Using the data below, return all lines in which "streams" appears.

Items listed in a dataset:

━━━━━━━━━━

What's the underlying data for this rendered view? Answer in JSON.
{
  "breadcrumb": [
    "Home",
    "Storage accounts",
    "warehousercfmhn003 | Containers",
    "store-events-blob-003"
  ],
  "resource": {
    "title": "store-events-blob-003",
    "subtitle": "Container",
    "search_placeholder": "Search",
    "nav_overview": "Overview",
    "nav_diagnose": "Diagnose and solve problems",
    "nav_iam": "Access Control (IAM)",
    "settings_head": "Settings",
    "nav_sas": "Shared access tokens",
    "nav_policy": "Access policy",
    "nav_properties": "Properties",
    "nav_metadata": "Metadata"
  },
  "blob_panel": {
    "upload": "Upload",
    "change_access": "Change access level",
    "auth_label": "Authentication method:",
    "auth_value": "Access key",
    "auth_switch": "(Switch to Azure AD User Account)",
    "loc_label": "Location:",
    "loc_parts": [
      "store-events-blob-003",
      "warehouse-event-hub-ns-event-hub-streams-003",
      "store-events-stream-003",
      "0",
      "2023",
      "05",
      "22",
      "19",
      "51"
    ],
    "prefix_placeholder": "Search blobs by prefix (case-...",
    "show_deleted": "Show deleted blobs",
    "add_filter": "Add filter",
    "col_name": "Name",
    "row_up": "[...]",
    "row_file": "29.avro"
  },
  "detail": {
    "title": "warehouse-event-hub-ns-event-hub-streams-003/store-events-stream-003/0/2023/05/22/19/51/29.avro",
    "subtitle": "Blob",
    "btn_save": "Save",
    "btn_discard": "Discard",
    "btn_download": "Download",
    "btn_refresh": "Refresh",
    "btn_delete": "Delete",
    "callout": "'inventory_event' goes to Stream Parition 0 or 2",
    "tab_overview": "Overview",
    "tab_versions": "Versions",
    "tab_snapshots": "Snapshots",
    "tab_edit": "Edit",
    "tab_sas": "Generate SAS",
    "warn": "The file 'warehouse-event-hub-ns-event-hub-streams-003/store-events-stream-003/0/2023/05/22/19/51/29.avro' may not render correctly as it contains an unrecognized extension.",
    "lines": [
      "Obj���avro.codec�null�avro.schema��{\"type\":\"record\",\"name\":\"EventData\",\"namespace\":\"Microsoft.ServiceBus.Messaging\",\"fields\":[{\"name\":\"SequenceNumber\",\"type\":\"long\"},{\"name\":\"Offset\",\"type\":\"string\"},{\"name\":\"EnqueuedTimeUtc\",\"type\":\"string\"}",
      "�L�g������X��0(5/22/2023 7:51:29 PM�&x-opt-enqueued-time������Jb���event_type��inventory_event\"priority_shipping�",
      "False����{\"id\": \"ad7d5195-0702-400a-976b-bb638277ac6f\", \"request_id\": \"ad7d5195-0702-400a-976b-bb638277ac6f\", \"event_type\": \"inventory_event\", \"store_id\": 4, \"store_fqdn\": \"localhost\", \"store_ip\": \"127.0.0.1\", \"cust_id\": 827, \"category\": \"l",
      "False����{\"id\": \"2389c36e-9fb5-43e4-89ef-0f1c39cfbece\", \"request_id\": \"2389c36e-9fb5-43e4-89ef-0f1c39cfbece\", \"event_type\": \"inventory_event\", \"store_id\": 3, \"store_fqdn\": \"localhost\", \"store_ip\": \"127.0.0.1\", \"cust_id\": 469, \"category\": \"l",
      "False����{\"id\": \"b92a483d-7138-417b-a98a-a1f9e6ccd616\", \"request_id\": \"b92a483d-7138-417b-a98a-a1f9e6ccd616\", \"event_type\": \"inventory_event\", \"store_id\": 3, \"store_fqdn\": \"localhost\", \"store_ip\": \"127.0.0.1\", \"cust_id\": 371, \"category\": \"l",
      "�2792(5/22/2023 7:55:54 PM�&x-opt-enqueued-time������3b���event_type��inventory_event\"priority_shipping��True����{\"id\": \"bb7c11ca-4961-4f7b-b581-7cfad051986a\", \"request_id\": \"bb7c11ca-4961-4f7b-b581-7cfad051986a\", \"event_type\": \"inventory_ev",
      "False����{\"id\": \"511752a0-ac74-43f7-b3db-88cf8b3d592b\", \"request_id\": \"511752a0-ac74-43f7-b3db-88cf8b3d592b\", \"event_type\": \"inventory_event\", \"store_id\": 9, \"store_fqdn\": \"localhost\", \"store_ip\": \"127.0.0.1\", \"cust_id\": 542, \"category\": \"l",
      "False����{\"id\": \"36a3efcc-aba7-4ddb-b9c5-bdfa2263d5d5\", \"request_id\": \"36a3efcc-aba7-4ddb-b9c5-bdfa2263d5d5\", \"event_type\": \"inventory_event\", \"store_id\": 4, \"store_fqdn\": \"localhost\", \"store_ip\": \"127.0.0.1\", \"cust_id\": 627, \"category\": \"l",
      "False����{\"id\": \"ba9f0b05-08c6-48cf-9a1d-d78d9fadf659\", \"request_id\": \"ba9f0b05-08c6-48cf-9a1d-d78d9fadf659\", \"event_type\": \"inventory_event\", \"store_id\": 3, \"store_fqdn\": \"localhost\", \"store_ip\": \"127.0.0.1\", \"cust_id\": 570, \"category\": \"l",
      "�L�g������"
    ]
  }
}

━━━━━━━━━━

→ **Written solution**:
      "warehouse-event-hub-ns-event-hub-streams-003",
    "title": "warehouse-event-hub-ns-event-hub-streams-003/store-events-stream-003/0/2023/05/22/19/51/29.avro",
    "warn": "The file 'warehouse-event-hub-ns-event-hub-streams-003/store-events-stream-003/0/2023/05/22/19/51/29.avro' may not render correctly as it contains an unrecognized extension.",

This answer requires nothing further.